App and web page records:
* * *
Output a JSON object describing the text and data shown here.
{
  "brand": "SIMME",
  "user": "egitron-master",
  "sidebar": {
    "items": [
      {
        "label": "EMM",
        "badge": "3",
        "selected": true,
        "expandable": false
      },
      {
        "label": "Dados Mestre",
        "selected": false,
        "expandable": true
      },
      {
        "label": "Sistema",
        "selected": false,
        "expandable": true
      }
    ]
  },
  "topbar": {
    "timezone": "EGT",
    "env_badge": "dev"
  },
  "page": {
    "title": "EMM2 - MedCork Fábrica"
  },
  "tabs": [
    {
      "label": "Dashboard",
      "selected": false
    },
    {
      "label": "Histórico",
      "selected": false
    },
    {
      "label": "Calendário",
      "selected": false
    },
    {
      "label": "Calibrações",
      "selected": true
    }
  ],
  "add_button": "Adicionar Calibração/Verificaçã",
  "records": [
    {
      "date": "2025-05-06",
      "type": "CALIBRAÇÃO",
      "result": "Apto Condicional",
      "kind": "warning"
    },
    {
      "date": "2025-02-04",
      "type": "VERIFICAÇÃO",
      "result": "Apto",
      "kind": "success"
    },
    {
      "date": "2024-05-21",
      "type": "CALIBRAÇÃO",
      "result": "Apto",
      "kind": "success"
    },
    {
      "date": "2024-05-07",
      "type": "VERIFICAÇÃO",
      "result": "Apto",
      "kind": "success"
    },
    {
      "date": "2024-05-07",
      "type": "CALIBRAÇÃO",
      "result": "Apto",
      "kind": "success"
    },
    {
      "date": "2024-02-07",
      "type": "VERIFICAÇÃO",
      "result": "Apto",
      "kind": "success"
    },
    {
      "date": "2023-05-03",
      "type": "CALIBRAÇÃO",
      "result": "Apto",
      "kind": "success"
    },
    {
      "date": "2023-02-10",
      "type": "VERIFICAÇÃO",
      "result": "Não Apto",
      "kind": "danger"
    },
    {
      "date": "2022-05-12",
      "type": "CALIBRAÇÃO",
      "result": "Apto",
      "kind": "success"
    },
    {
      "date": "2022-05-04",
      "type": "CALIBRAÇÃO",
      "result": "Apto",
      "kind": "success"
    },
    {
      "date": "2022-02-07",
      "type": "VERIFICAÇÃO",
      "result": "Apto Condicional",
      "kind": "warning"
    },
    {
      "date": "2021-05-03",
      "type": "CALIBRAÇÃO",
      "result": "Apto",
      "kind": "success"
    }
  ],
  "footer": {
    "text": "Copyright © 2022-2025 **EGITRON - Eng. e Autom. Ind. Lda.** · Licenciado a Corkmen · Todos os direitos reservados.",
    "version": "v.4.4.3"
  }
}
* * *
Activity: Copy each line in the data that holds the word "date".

Output of the exercise:
      "date": "2025-05-06",
      "date": "2025-02-04",
      "date": "2024-05-21",
      "date": "2024-05-07",
      "date": "2024-05-07",
      "date": "2024-02-07",
      "date": "2023-05-03",
      "date": "2023-02-10",
      "date": "2022-05-12",
      "date": "2022-05-04",
      "date": "2022-02-07",
      "date": "2021-05-03",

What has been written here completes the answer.